• _Try it_
Only the number is wanted: how many lines of these entries contain the word "description"?

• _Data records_
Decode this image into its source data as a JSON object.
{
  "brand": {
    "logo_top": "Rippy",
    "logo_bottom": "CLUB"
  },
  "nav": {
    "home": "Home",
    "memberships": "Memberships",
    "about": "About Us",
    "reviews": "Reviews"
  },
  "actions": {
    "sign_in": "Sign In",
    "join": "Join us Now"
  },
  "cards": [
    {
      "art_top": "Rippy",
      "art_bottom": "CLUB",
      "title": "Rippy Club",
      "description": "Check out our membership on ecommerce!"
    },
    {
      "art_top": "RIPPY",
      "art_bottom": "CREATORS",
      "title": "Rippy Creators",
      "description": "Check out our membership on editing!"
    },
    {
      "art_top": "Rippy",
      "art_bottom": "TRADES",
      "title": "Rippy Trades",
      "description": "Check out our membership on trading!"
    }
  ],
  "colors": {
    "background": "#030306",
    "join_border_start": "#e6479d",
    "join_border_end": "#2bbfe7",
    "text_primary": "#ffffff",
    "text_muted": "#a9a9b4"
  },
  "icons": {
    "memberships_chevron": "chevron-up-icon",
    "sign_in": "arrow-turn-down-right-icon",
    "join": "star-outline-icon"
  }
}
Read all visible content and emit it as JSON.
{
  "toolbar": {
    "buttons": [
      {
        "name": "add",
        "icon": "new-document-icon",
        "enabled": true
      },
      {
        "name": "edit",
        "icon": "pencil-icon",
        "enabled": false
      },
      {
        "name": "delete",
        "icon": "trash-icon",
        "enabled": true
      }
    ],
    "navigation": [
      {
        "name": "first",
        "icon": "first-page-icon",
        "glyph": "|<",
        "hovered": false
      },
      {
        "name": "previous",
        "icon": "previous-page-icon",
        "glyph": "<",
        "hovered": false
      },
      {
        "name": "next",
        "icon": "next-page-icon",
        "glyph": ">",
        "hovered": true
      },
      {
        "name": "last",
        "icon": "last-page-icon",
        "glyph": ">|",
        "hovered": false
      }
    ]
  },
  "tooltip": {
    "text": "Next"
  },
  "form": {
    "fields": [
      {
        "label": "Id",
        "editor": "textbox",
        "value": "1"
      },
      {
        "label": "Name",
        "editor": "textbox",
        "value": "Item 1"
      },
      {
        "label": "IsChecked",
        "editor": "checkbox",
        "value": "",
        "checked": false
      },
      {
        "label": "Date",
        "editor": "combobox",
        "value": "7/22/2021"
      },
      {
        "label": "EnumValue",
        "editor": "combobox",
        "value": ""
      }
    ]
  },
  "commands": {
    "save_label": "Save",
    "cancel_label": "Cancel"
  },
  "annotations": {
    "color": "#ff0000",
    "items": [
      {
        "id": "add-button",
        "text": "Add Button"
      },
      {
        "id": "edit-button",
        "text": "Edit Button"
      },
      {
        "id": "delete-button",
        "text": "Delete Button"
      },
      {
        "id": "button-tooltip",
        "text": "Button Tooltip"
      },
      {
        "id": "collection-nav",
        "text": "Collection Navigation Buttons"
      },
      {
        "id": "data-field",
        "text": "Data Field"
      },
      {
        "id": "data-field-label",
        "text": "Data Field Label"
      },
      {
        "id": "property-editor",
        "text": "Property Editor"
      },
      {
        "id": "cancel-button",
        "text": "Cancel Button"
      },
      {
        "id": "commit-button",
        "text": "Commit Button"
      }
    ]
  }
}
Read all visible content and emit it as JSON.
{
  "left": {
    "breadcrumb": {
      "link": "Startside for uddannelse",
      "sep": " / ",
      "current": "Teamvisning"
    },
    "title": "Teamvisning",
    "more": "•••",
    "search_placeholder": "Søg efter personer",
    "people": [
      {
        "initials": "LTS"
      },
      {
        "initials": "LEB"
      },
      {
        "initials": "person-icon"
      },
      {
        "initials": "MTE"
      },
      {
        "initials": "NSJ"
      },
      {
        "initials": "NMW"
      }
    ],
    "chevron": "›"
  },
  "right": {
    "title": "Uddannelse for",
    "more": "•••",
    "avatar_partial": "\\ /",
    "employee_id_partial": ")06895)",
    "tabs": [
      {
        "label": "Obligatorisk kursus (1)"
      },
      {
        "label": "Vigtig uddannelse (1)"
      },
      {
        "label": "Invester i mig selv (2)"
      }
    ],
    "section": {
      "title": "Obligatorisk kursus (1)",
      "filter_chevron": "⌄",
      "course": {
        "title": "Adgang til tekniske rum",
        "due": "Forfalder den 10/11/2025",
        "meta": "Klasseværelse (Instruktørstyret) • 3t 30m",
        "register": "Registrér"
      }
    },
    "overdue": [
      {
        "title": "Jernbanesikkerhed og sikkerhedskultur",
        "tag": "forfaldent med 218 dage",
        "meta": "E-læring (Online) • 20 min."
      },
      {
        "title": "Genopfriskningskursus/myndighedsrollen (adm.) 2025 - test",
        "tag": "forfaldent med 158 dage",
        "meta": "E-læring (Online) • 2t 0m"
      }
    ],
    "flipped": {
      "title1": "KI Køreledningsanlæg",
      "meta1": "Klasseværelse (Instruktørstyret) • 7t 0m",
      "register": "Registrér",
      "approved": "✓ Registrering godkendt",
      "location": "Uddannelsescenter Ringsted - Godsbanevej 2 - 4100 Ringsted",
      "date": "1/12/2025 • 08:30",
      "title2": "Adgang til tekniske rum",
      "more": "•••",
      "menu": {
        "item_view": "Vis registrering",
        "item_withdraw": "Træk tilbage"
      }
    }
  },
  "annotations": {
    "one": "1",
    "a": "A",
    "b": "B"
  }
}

• _Result of this exercise_
3